This obituary is part of a series about people who have died in the coronavirus pandemic. Read about others here.
Joel M. Reed loved gore and sex, and his fans loved him for it.
Mr. Reed, the director of one of the most notorious exploitation films, “Blood Sucking Freaks” (1976), died of the novel coronavirus on April 14 in a hospital in Queens, his brother Elliott Reed said. He was 86 and had lived in Manhattan.
“Blood Sucking Freaks,” the most disturbing of them all, became a cult hit.
The film came out under that title in 1976 but had previously been released as “Sardu: Master of the Screaming Virgins” and “The Incredible Torture Show.” The movie tells the story, such as it is, of Master Sardu, who runs a theater in which the performers are subjected to realistic-seeming scenes of torture. What the theatergoers are not aware of, however, is that the actors are actually kidnapping victims, and that their torments are real.
The film, which has been referred to as a horror comedy, shows nudity, sexual mutilation and more: A skull is crushed in a vise. There are amputations. Brains are sucked through a straw.

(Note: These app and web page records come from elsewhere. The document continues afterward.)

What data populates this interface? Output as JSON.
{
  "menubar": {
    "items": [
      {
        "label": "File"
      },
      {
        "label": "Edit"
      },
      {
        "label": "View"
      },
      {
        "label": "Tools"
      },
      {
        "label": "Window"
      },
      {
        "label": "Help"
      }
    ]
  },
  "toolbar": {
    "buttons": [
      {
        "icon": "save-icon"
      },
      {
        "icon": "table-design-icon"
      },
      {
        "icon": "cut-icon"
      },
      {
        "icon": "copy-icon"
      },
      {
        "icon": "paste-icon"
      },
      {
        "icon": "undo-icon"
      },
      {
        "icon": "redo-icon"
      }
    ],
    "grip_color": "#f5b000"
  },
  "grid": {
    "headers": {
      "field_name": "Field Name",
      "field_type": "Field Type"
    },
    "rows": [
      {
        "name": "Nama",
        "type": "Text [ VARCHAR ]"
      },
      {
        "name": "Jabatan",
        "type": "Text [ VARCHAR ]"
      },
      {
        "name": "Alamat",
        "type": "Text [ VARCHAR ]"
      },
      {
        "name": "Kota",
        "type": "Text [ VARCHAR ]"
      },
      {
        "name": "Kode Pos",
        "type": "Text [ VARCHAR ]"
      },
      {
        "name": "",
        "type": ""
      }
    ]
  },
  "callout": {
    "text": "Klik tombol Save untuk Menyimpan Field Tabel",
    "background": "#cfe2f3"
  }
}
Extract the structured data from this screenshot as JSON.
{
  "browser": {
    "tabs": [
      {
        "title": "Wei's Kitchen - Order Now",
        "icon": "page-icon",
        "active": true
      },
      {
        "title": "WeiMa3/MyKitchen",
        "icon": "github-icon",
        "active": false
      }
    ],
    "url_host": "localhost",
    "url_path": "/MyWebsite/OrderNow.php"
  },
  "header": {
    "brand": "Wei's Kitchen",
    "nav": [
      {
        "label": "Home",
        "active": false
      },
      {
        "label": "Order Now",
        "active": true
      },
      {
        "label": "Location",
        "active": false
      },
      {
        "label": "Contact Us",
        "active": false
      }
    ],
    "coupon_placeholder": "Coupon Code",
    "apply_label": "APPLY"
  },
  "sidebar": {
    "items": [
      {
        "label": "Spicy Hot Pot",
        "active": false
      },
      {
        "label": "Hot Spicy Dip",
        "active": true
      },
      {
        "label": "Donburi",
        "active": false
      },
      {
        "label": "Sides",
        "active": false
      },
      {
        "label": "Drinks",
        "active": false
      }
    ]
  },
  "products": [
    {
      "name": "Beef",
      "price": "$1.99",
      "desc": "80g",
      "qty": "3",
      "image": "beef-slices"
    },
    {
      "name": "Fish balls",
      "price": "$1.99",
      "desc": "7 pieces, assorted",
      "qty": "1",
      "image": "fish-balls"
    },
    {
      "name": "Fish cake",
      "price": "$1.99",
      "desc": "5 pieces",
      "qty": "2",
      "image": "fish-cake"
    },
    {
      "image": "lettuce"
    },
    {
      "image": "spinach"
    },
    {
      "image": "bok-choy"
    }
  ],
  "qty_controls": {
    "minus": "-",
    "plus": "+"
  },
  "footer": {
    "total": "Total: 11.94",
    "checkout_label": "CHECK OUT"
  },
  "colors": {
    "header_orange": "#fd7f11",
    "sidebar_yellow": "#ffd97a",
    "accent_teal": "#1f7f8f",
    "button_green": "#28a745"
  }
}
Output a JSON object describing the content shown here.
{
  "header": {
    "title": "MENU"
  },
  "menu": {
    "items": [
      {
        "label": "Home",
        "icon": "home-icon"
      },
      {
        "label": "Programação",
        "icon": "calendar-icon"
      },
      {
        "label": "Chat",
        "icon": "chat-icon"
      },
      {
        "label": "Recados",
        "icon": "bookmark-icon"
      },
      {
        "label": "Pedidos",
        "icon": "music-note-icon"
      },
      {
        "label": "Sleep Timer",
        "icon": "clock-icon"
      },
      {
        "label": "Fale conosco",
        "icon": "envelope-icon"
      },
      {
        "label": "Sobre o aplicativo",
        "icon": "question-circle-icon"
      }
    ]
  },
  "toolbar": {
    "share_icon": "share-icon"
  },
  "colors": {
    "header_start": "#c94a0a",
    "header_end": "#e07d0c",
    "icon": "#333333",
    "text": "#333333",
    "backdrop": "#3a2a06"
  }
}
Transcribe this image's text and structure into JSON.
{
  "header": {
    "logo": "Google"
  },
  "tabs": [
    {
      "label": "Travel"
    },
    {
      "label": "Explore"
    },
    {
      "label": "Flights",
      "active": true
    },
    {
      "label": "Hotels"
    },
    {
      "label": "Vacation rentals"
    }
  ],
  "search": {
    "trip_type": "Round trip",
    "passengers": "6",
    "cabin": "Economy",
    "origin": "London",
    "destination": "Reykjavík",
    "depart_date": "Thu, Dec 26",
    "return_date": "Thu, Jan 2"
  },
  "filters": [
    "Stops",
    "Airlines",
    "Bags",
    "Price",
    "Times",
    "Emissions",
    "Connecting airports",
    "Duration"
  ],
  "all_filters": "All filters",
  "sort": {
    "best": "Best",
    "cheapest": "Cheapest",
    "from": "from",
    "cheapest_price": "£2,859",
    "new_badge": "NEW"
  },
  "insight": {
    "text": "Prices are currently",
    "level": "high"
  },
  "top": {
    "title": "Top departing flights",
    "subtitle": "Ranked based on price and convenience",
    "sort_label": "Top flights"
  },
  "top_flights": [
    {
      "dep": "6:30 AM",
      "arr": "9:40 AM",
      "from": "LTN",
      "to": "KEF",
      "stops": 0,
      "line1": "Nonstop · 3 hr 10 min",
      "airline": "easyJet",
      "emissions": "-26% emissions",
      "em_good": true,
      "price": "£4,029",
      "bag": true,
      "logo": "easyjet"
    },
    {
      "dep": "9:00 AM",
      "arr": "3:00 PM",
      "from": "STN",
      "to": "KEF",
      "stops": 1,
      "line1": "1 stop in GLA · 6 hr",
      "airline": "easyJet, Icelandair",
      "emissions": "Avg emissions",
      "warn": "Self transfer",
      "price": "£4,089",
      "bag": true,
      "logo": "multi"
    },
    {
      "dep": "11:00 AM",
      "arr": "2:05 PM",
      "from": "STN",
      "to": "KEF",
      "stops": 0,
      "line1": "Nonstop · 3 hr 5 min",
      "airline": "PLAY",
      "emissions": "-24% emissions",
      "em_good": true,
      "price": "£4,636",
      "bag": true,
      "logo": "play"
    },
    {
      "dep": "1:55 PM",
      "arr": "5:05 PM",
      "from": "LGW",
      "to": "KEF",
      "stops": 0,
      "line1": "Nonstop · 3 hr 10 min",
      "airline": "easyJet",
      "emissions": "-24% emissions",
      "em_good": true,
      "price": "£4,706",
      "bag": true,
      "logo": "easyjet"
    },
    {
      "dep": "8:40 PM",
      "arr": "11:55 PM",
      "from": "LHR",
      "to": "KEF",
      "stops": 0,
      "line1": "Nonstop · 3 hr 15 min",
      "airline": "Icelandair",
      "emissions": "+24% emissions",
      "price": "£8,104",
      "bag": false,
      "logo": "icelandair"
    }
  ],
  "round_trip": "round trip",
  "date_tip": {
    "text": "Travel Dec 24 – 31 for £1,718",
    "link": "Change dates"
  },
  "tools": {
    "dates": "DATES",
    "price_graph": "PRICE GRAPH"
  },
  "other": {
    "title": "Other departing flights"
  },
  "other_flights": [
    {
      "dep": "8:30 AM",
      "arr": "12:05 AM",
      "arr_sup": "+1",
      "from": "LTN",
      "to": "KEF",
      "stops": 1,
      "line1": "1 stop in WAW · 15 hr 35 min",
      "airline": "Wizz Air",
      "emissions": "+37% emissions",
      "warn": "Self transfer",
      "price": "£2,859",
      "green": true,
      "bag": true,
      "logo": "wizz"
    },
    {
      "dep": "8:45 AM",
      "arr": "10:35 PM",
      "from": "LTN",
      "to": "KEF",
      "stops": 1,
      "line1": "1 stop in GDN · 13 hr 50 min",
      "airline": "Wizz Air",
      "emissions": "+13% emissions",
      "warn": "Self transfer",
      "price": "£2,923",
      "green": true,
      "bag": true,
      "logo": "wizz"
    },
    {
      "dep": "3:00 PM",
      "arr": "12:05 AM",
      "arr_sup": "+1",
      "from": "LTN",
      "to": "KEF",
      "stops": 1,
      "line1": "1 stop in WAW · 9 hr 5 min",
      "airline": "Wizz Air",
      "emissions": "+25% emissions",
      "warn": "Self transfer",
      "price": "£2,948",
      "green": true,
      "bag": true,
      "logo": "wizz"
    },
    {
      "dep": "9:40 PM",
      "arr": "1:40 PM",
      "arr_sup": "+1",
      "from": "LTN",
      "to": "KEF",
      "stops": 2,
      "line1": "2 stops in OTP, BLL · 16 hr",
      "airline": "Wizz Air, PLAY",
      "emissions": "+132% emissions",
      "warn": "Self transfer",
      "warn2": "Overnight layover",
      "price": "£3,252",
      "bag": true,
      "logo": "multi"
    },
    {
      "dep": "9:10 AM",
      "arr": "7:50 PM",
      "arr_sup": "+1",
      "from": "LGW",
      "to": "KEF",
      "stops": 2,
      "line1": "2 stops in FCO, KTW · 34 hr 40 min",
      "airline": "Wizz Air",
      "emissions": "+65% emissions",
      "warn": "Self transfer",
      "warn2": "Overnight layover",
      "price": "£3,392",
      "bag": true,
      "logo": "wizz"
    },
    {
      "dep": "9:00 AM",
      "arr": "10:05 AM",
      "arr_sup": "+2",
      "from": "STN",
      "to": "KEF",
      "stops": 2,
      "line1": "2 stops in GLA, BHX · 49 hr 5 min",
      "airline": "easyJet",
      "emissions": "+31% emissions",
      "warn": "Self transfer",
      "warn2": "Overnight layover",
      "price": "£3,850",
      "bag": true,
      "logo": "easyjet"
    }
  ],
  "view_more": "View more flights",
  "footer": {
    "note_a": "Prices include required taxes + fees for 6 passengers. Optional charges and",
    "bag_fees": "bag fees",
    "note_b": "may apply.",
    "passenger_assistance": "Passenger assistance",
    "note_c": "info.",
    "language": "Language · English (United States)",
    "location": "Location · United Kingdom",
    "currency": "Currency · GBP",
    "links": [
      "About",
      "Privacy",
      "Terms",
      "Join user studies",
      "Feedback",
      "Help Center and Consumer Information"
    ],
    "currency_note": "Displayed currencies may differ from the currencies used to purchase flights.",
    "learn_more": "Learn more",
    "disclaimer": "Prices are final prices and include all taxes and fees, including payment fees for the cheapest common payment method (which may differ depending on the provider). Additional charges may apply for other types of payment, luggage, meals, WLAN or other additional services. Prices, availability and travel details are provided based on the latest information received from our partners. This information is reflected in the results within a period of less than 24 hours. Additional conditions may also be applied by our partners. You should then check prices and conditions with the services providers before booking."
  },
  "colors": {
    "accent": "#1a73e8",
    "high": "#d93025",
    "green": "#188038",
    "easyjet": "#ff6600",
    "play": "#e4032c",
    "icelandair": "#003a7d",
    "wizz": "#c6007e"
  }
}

The low-budget horror movie studio and distributor Troma Entertainment bought the film, re-edited it to restore footage that Mr. Reed had cut to get it an R rating, and changed the name to “Blood Sucking Freaks.” (It’s sometimes referred to as “Bloodsucking Freaks.”)
Troma’s co-founder, Lloyd Kaufman, would later say, “I may have possibly secured my place in hell by just watching it.”
In an interview, Mr. Kaufman said the movie “was, on a certain level, hilarious, in the context of Grand Guignol.” But “it’s very misogynistic,” he added. “Today, we would not have anything to do with it.”
The film was picketed by the group “Women Against Pornography,” according to the book “A Companion to the Horror Film,” edited by Harry M. Benshoff. A reviewer on the website Efilmcritic.com wrote, “There is absolutely nothing that is remotely defensible about ‘Bloodsucking Freaks.’” However, the reviewer added, “There is something oddly intoxicating about a film that is so dedicated to being as offensive as possible to as wide a demographic as possible.”
Joel Melvin Reed was born on Dec. 29, 1933, in Brooklyn to Albert and Gertrude (Harris) Reed. His father was a record salesman. In addition to his brother Elliott, Mr. Reed’s survivors include another brother, Michael.
Mr. Reed graduated from high school and served in the Army in Korea. After his military service he worked in public relations, but found himself drawn to filmmaking. His early work included soft-core pornography and a movie called “Blood Bath,” which Mr. Reed described as “a contemporary, episodic occult‐horror adventure.” He also acted in a number of films, including “Dead Eye” (2011).
His brother Elliott recalled that at the time “Blood Sucking Freaks” came out, their mother had already died, but he recalled that their father “got a kick out of this, of his being successful in this avant-garde way.”
Alain Delaquérière contributed research.